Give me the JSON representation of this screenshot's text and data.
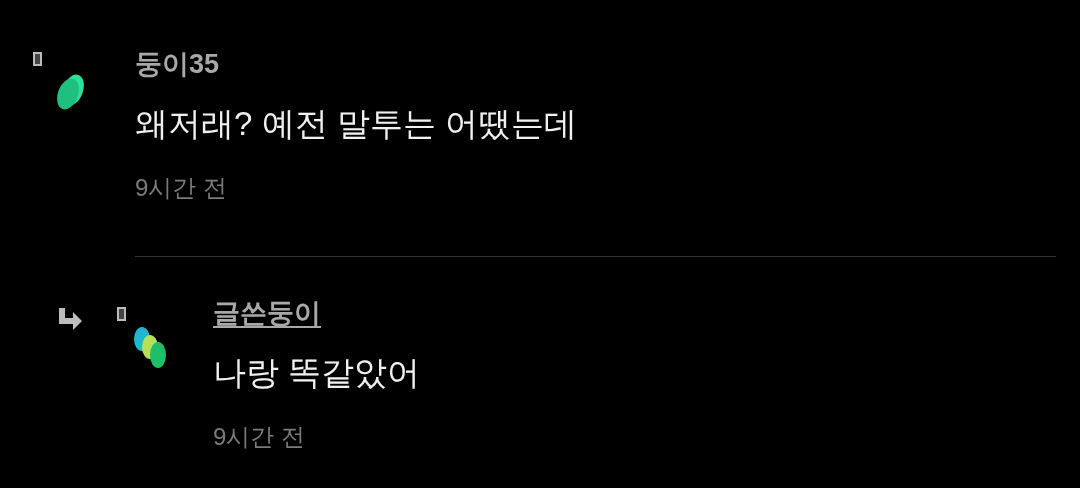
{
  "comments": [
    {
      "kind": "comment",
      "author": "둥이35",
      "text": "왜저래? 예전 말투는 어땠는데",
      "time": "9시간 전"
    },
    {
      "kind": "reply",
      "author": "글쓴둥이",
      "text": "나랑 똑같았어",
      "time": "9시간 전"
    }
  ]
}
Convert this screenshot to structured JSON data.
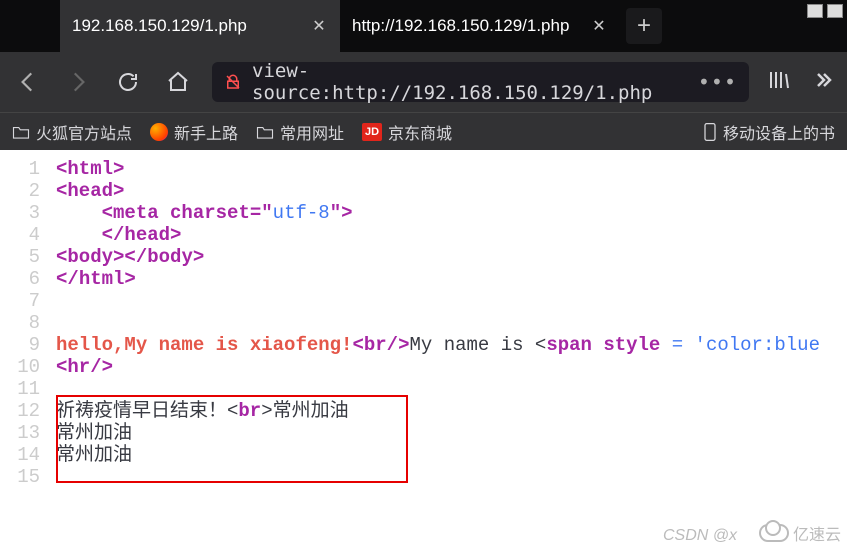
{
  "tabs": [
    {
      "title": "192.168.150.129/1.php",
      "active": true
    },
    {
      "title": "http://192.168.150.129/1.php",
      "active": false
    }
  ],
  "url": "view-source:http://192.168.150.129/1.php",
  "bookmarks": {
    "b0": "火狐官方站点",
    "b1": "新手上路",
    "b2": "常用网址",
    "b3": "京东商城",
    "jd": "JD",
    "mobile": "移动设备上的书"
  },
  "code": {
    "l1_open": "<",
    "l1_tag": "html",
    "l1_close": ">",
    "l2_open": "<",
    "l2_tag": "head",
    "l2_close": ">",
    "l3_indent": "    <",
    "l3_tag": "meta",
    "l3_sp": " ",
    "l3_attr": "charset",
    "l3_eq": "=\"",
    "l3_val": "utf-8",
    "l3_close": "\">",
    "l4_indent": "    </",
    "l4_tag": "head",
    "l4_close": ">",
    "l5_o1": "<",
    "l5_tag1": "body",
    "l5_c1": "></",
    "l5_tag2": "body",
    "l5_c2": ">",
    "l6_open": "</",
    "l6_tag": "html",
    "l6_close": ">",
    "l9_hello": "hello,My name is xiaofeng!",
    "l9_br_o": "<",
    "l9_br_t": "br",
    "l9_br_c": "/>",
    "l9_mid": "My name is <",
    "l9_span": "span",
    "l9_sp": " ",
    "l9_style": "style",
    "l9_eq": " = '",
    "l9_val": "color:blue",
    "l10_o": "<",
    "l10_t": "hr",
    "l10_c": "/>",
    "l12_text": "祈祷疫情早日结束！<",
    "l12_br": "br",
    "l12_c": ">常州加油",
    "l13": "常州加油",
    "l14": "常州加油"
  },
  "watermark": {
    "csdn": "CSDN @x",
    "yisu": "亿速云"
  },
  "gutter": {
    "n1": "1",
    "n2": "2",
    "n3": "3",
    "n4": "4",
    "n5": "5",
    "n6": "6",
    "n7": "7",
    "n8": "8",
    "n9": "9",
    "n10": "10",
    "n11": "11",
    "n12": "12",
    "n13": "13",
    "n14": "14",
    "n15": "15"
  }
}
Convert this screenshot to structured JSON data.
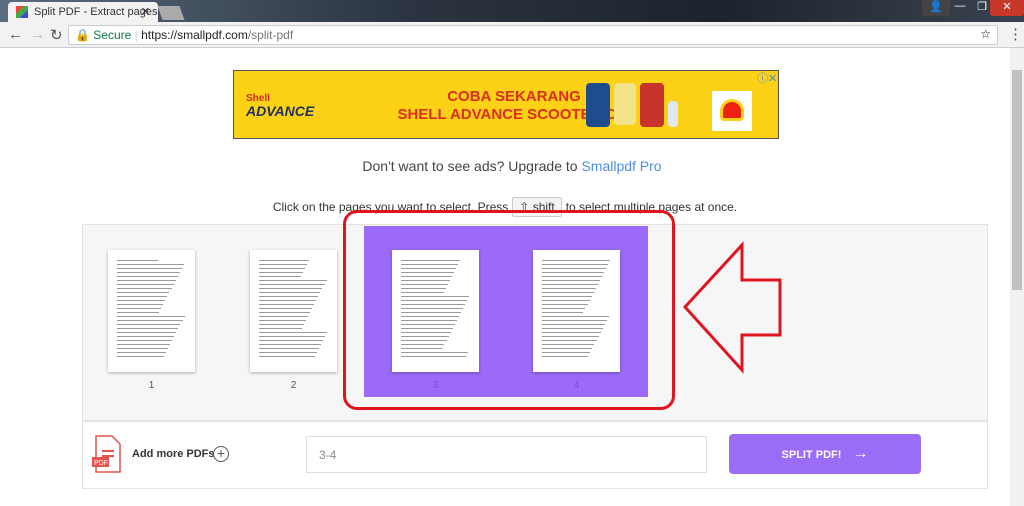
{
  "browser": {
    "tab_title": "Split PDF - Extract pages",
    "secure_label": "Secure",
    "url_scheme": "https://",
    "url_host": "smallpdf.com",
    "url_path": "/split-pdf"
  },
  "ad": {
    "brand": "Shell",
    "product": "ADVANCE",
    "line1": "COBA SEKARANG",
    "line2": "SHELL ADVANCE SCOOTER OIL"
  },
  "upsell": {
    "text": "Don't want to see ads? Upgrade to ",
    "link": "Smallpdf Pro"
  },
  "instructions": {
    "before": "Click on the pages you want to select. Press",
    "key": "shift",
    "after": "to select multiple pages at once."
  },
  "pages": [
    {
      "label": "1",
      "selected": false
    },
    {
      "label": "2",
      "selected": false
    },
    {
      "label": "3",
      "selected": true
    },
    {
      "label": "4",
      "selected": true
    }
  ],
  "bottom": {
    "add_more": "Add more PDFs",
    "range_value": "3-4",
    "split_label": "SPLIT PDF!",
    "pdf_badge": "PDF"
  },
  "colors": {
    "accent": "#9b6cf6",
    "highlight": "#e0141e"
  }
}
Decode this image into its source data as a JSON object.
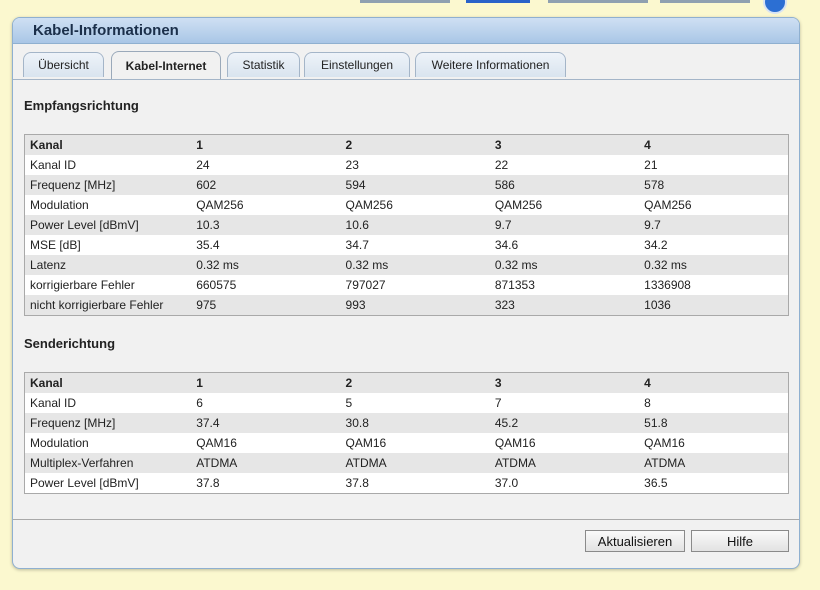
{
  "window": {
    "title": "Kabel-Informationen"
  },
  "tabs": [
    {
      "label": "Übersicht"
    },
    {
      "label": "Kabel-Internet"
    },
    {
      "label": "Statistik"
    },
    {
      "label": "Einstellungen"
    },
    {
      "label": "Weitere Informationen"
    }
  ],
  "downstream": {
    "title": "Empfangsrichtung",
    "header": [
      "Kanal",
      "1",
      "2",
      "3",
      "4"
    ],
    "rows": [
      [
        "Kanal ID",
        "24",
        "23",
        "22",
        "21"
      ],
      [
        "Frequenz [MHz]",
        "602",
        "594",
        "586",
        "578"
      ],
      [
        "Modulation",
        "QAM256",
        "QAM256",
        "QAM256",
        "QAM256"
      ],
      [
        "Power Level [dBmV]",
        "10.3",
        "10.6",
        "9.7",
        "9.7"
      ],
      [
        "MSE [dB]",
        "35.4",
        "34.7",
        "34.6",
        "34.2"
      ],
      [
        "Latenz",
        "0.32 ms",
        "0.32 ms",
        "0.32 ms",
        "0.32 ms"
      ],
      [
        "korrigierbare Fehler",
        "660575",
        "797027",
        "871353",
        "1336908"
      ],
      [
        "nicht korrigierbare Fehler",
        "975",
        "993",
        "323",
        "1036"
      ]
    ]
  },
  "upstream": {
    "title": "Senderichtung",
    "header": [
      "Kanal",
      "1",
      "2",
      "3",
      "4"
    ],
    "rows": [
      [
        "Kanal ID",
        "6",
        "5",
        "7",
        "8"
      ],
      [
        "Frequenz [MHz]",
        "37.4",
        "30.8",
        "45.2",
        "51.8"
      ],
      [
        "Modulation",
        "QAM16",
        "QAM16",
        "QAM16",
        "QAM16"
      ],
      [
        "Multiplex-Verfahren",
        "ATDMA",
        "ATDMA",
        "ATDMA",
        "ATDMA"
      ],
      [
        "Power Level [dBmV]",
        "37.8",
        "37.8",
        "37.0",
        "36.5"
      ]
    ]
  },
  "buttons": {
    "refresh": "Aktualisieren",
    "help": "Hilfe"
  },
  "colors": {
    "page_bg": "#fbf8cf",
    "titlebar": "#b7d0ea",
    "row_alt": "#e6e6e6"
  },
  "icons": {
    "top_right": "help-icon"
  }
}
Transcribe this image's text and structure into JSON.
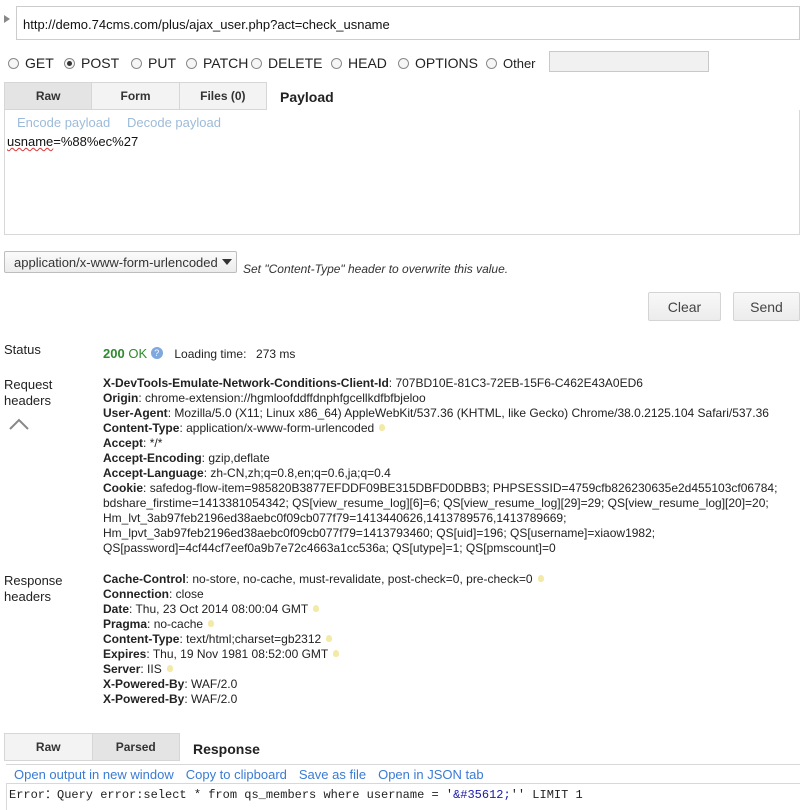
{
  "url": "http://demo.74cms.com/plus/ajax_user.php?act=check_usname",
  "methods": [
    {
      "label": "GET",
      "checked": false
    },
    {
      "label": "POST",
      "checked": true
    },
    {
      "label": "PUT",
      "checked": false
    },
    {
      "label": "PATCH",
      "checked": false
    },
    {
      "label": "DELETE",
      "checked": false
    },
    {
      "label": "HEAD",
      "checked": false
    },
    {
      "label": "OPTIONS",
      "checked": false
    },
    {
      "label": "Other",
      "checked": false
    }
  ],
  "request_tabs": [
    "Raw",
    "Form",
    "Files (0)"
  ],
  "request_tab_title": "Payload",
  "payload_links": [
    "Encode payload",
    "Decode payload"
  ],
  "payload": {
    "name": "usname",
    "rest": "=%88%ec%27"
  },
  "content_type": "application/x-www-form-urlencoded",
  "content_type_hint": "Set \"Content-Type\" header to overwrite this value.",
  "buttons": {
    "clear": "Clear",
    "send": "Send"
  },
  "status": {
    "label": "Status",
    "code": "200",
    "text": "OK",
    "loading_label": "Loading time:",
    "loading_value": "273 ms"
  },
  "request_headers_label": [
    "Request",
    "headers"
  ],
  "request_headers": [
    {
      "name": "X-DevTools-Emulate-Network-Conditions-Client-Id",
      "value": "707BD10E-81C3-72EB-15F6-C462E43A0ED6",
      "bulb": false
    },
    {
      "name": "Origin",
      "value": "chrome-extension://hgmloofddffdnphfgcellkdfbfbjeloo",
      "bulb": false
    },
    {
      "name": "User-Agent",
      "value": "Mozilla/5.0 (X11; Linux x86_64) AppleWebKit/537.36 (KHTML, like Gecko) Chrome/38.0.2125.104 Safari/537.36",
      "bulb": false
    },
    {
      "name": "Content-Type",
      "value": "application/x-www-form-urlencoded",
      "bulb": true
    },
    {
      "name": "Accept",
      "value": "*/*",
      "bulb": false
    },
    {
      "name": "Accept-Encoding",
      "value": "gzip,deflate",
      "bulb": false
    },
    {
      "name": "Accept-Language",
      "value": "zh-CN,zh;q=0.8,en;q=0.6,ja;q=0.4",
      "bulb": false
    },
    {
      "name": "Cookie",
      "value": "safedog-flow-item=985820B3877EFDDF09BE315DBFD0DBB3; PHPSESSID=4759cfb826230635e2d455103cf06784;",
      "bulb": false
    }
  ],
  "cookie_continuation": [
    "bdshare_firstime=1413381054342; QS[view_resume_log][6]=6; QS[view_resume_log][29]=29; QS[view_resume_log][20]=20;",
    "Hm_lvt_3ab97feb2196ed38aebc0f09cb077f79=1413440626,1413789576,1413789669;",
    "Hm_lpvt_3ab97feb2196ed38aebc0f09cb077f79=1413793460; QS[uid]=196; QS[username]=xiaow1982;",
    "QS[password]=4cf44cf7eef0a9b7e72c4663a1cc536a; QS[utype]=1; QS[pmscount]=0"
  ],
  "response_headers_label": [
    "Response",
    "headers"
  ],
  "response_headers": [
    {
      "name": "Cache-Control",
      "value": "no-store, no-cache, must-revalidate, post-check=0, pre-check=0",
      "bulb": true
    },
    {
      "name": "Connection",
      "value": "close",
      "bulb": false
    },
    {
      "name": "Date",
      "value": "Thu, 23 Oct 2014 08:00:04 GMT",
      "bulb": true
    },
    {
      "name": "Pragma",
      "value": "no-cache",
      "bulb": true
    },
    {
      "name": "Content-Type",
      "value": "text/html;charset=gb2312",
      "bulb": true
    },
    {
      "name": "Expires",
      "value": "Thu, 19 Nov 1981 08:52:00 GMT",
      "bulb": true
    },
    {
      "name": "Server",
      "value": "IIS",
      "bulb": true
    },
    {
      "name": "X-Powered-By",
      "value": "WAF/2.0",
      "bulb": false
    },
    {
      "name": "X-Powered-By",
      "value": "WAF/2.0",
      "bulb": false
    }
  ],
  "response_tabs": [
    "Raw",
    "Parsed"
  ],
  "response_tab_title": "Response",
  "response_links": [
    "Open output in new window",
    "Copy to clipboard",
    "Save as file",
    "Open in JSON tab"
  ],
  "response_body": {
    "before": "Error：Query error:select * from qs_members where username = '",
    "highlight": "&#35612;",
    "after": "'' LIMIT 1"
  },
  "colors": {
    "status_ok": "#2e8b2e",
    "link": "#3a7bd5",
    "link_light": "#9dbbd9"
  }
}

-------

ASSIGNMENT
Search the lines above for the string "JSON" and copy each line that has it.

SOLUTION TO THE EXERCISE
Give me the JSON representation of this screenshot's text and data.
Convert this screenshot to structured JSON data.
Convert this screenshot to structured JSON data.
Decode this image into its source data as a JSON object.
Transcribe this image's text and structure into JSON.
    "Open in JSON tab"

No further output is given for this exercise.